### RECORDS SHOWN
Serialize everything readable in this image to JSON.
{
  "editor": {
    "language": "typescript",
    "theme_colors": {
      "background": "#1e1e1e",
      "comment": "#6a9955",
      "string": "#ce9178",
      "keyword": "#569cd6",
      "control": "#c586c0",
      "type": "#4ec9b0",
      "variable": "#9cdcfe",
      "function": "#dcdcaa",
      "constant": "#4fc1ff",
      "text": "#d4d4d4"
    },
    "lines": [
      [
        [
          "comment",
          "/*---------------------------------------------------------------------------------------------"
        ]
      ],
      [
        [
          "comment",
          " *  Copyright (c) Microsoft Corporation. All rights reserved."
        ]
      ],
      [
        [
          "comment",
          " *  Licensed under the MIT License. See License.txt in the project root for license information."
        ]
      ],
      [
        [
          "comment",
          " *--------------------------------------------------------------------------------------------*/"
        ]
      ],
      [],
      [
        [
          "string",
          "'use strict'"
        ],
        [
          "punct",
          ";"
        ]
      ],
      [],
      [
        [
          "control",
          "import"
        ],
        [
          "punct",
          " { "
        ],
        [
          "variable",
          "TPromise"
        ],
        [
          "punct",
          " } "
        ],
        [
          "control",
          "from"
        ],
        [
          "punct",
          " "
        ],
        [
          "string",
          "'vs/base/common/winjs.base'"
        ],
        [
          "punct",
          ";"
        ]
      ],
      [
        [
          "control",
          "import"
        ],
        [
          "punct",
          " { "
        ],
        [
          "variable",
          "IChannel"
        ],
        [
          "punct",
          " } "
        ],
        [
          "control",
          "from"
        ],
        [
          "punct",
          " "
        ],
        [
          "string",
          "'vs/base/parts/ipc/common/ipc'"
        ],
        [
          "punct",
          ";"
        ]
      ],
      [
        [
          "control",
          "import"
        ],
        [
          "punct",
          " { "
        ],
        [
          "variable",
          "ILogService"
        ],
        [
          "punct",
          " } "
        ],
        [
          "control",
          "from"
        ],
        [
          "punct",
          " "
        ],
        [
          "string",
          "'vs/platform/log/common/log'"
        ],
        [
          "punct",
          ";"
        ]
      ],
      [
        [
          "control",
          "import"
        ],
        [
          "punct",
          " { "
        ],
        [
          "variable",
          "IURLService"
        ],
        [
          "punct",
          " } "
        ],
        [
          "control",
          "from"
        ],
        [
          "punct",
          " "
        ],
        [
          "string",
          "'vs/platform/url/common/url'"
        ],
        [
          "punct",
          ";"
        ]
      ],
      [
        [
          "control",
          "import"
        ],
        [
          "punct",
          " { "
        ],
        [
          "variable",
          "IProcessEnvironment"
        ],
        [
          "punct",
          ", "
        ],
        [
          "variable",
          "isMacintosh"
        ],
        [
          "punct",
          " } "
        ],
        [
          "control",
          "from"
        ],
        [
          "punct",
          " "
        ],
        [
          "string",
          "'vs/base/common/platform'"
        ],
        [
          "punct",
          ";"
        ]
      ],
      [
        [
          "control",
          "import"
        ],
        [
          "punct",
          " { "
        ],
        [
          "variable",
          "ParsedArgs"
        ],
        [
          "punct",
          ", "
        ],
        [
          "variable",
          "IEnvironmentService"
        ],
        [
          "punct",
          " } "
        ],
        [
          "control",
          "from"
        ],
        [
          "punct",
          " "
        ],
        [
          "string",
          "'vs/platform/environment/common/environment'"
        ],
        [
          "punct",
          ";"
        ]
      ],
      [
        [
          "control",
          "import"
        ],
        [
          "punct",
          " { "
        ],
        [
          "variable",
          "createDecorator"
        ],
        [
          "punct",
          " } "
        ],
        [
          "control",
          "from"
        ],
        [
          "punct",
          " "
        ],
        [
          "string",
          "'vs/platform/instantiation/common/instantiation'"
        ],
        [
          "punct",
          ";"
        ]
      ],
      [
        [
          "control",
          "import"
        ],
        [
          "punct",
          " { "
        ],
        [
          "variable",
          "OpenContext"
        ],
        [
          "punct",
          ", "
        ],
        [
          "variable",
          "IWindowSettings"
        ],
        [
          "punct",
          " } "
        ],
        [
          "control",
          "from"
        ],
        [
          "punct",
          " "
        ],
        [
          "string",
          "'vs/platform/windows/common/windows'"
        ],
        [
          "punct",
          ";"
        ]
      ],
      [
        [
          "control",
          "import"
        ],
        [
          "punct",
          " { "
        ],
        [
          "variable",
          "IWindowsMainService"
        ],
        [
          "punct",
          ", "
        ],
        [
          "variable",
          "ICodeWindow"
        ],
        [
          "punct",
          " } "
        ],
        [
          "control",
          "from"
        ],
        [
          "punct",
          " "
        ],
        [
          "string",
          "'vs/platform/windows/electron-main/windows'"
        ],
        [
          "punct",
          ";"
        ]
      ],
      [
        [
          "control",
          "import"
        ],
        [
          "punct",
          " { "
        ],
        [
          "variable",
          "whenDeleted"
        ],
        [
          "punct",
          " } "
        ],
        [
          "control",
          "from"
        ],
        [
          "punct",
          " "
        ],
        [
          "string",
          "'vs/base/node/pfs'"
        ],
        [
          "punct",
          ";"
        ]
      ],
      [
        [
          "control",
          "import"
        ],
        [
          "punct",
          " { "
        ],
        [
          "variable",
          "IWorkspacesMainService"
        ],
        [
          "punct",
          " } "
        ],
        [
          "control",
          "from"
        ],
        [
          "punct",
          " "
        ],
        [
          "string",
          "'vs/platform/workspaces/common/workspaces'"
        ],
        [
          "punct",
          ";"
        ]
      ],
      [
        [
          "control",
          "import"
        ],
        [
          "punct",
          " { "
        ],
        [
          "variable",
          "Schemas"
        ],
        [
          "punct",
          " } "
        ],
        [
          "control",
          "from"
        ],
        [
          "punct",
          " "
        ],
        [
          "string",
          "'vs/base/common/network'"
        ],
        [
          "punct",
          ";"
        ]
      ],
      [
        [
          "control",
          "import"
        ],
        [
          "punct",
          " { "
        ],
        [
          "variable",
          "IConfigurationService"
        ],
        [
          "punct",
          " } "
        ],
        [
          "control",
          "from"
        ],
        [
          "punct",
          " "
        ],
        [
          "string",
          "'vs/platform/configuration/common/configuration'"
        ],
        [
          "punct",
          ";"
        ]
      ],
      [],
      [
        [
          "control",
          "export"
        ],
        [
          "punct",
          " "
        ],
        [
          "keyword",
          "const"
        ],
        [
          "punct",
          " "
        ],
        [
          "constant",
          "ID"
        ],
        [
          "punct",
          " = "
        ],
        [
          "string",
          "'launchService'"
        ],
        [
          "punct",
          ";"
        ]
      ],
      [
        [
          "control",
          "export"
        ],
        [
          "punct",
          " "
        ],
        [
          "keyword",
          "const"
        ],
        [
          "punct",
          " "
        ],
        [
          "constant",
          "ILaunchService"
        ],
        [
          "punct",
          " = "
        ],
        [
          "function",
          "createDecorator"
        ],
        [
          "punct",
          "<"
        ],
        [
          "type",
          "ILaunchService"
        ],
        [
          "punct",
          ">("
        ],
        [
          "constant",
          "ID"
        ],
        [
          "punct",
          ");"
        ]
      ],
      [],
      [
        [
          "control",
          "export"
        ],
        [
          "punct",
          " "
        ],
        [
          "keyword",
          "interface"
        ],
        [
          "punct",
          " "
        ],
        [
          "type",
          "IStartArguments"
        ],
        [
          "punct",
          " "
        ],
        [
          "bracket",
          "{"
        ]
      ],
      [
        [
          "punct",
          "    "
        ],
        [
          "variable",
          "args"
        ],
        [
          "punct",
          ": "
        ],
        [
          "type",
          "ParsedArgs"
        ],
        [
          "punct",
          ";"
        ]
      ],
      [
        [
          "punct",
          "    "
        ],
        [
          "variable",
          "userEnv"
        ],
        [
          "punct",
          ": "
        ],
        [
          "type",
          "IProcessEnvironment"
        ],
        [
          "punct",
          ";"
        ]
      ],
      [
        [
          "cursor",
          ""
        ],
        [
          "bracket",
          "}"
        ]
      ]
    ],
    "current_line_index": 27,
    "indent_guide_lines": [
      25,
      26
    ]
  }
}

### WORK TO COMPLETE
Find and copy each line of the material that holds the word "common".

### COMPLETED TASK
          "'vs/base/common/winjs.base'"
          "'vs/base/parts/ipc/common/ipc'"
          "'vs/platform/log/common/log'"
          "'vs/platform/url/common/url'"
          "'vs/base/common/platform'"
          "'vs/platform/environment/common/environment'"
          "'vs/platform/instantiation/common/instantiation'"
          "'vs/platform/windows/common/windows'"
          "'vs/platform/workspaces/common/workspaces'"
          "'vs/base/common/network'"
          "'vs/platform/configuration/common/configuration'"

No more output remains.